The NTSB has sent a letter to FAA Administrator Marion Blakey recommending that the Rockwell Collins AHC-85 attitude heading reference system (AHRS) computers in more than 7,000 regional airliners and business jets be tested to ensure the units won’t fail during aggressive pitch and roll maneuvers. The Safety Board action stems from a March 2001 incident in which the crew of a Comair EMB-120 Brasilia lost control in icing at 17,000 feet and subsequently experienced near simultaneous failures of the pilot’s and copilot’s EADI displays. The NTSB later determined that the screens “blacked out” because of a loss of data from the AHRS computers. The crew was able to regain control after breaking out of the clouds at 10,000 feet. No one on board was hurt in the upset, but there was severe damage to the airplane’s tail (the EMB-120 rolled inverted three times before recovery). The Safety Board noted that the loss of AHRS data may “inhibit the recovery of an airplane, especially during an upset when attitude indications are most critical.” Testing by Collins after the incident showed the AHRS computers failed before reaching their tolerance of 128 degrees per second of roll. Collins manufactured the AHC-85 computers between 1985 and 2000. A spokeswoman for the Cedar Rapids, Iowa avionics maker said the company has started consultations with the FAA to determine what, if any, action should be taken as a result of the Safety Board’s recommendation.

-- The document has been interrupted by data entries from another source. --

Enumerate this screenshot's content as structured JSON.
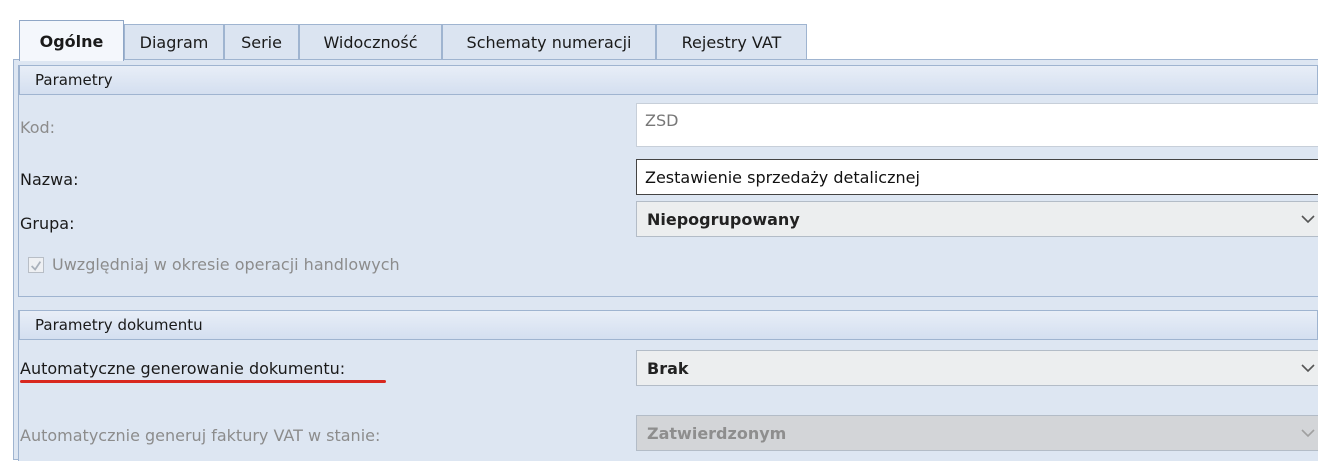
{
  "tabs": [
    {
      "label": "Ogólne",
      "active": true
    },
    {
      "label": "Diagram",
      "active": false
    },
    {
      "label": "Serie",
      "active": false
    },
    {
      "label": "Widoczność",
      "active": false
    },
    {
      "label": "Schematy numeracji",
      "active": false
    },
    {
      "label": "Rejestry VAT",
      "active": false
    }
  ],
  "parametry": {
    "header": "Parametry",
    "kod_label": "Kod:",
    "kod_value": "ZSD",
    "nazwa_label": "Nazwa:",
    "nazwa_value": "Zestawienie sprzedaży detalicznej",
    "grupa_label": "Grupa:",
    "grupa_value": "Niepogrupowany",
    "uwzgledniaj_label": "Uwzględniaj w okresie operacji handlowych",
    "uwzgledniaj_checked": true
  },
  "parametry_dokumentu": {
    "header": "Parametry dokumentu",
    "auto_gen_label": "Automatyczne generowanie dokumentu:",
    "auto_gen_value": "Brak",
    "auto_vat_label": "Automatycznie generuj faktury VAT w stanie:",
    "auto_vat_value": "Zatwierdzonym"
  },
  "colors": {
    "panel": "#dde6f2",
    "tab_border": "#9fb4d0",
    "highlight_underline": "#d8281f"
  }
}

NTSB Calls for Checks of Collins AHRS in more than 7,000 Airplanes
- January 22, 2008, 7:43 AM